5 Elements of Desire Formation
How we give in to temptation?
Posted October 10, 2016
Experiencing and dealing with desire is a central part of our daily life (e.g., food, sleep, social contact, and media use). Desire provides motivational force for pursuing our goals. Desires are directed toward specific objects (or people) with a promise of gain in pleasure (or relief from discomfort). However, there are circumstances where spontaneous desire stands in conflict with painful goals (e.g., a short-term pleasure of enjoying chocolate versus a long-term goal of weight loss). The formation of desire can be broken down into five steps, which results in behavior that people may later regret. Simply being aware of these factors can protect us from making rash decisions.
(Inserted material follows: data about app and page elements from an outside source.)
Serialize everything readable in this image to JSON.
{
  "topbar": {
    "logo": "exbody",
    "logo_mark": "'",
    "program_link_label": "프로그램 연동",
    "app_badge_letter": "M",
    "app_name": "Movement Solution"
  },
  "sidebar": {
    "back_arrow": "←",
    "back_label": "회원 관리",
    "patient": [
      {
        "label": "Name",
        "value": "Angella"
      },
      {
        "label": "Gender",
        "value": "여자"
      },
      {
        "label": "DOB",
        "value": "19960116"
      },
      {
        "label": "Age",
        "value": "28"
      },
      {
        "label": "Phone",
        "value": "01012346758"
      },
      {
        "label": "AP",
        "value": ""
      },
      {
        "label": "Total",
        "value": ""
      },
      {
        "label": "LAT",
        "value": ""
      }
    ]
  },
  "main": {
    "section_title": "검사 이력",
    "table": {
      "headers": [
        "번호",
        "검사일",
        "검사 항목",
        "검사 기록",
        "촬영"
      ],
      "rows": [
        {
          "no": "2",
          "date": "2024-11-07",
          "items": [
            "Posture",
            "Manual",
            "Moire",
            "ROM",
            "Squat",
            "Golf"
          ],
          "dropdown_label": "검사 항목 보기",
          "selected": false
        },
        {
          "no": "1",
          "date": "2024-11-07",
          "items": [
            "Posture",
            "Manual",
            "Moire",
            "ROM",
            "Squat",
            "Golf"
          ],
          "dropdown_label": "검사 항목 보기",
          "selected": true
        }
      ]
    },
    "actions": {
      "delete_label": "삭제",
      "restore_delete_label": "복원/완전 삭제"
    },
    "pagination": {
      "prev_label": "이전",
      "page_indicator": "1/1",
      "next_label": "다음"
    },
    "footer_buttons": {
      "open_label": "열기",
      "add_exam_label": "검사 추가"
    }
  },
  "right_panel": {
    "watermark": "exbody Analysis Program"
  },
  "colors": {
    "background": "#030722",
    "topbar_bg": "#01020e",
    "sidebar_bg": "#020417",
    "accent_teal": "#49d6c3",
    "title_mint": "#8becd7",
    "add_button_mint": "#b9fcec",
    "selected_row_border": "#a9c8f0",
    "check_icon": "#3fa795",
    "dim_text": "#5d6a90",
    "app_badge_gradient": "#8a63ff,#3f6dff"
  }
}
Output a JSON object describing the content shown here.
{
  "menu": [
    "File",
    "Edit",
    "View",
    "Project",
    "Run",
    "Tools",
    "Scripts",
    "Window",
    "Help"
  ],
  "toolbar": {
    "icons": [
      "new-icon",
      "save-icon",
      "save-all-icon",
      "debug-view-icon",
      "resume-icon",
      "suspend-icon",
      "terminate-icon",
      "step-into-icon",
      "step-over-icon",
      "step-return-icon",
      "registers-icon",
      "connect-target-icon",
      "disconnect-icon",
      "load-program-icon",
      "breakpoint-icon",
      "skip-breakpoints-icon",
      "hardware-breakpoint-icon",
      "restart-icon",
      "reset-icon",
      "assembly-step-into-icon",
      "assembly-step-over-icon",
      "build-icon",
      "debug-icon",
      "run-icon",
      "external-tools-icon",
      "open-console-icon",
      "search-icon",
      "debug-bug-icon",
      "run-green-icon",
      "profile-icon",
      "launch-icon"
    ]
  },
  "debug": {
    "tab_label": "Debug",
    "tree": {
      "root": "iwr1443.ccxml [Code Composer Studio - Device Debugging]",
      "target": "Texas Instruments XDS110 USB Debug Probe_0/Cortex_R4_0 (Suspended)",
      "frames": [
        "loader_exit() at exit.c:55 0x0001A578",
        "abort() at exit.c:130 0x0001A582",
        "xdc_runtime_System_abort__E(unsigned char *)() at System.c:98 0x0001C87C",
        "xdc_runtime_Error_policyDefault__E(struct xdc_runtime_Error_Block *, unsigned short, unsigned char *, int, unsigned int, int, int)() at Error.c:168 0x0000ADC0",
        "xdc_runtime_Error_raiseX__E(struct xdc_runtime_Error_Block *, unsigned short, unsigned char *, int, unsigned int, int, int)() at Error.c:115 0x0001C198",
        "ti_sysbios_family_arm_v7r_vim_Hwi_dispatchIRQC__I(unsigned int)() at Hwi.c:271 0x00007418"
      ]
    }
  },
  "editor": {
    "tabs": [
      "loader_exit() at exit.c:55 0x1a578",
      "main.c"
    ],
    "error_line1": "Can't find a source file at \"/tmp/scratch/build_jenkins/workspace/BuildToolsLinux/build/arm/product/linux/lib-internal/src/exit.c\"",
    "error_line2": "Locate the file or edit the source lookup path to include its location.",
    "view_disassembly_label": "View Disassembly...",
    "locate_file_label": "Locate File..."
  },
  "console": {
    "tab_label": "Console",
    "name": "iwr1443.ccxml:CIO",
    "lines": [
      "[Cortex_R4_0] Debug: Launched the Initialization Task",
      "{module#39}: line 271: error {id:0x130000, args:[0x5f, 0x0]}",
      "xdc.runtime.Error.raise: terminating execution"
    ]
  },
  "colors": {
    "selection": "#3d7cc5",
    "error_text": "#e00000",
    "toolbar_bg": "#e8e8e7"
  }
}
1. Automatic occurrence.
In general, desire begins in a relatively automatic manner as the brain pleasure centers evaluate external incentives against the state of mind (e.g., hungry, craving, or feeling lonely). For example, negative mood can be a cue that triggers desires to improve one’s current state. In the case of impulse buying, the consumer responds spontaneously when exposed to desirable objects without any further hesitation.
2. Situational cues.
Temptations (problematic desires) are triggered by situational cues (stimuli), by means of Pavlovian conditioning, that promise immediate satisfaction at the cost of important long-term rewards. Our preferences are sensitive to cues like the smell of cookies baking or sight of a bowl of ice cream. These cues are associated with past consumption of habit-forming goods.
As the desire gains access to working memory, the person becomes conscious. The more people elaborate on their desires, the more likely it becomes that people will generate justifications that allow them to indulge. For example, they may say, “this is definitely going to be my last indulgence before I start my diet.” Elaboration may involve generating expectancies about the consequences of desire enactment (“A drink would make me feel relaxed, sociable or happy”).
4. Attention focus.
Biased attention (fixation) for food cues trigger food cravings. The opposite is also possible: craving for food grabs attention for food cues. Craving result in attention being drawn preferentially to the desirability of the stimulus (e.g., palatability of high-caloric foods) making it harder to resist the desire. The more attention a person allocates to a rewarding stimulus (a high-caloric food), the more likely he will be to experience a subjective feeling of craving.
5. Opportunity to act.
When you know a reward is unavailable, you stop craving and shifts your attention elsewhere. For example, when the smoker is placed in a context in which the substance is not available (during a nine-hour flight), but the craving will intensify at the airport where there is an opportunity to smoke. Thus, craving is eliminated or at least blunted when smokers believe that they will be unable to smoke in the near future.
Whether people will give in to the desire in any given time depends on two things : the strength of the desire and the ability (strength) of the self to resist the urge. The stronger desire may make people more vulnerable to its motivational power. If a desire is weak, then resisting it will be relatively easy. Sometimes it may look like people are doing an impressive job of resisting something, when really they simply aren’t tempted by it. For instance, your friend who is so good at resisting cookies is just not that into cookies. It does not count as self-control if you did not want the thing in the first place.